Assigned task.
From the records below, give the number of lines that contain the string "SimpleCalculator", without any other text.

Data provided.
BEGIN
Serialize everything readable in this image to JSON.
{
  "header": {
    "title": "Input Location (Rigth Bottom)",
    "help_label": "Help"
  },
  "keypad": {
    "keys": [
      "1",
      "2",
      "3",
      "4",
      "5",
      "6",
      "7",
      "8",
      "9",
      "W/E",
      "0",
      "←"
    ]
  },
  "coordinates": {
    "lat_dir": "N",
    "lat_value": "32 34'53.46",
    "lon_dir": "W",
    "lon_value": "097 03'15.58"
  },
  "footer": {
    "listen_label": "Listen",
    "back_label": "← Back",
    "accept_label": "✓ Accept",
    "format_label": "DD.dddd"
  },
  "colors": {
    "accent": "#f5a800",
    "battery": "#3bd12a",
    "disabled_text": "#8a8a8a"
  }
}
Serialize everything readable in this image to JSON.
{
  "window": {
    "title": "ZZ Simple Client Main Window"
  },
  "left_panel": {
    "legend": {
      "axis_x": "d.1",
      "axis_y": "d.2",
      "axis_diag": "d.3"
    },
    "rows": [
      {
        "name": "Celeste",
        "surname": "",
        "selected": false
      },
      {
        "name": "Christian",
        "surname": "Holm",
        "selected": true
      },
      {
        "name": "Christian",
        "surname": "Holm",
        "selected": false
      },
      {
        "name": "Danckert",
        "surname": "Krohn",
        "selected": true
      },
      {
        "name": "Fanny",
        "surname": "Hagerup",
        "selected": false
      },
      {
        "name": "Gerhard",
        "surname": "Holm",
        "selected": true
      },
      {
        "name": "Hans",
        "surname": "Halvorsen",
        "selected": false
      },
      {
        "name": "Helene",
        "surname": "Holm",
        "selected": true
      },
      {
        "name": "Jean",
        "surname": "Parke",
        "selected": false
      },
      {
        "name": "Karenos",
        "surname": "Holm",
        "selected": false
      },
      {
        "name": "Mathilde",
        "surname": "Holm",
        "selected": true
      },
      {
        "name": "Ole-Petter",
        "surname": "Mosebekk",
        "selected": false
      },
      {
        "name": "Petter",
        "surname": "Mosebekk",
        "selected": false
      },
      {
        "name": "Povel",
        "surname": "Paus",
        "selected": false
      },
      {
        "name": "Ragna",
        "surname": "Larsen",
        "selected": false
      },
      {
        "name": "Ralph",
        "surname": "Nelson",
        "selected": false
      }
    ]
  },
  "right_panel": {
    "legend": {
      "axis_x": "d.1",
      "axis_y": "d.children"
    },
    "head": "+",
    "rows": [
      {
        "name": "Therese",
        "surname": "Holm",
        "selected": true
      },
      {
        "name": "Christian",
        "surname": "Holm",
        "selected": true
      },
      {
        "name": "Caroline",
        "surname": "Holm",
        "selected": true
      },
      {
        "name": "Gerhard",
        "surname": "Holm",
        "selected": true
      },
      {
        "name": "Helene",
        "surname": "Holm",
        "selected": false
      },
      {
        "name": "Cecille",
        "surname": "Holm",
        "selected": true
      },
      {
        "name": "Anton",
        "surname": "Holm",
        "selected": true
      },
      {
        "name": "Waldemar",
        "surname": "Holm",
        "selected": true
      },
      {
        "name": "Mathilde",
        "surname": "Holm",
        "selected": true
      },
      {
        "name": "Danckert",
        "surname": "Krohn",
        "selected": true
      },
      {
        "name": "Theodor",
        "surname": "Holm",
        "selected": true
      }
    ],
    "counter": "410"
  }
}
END
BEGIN
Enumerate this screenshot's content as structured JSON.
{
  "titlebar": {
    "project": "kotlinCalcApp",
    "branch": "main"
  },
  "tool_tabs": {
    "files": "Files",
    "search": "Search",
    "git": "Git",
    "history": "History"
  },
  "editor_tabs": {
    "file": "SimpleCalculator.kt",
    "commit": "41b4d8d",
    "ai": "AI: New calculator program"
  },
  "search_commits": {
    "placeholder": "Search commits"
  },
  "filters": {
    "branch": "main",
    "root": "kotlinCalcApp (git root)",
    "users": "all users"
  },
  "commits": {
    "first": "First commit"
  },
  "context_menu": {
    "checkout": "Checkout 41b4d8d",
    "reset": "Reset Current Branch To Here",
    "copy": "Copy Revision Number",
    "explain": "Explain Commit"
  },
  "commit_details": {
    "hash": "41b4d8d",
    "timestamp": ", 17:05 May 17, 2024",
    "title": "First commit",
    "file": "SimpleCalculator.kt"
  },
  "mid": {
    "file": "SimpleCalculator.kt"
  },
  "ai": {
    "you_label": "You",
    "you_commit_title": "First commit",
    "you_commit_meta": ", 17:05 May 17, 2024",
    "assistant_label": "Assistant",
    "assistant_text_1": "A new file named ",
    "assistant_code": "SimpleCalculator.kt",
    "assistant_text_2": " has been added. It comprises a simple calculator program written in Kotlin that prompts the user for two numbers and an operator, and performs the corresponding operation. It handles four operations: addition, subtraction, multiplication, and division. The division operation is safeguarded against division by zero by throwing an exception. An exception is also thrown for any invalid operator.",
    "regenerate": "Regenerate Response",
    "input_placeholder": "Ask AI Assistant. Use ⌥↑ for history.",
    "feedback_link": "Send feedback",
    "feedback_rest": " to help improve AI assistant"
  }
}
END
Task solution.
4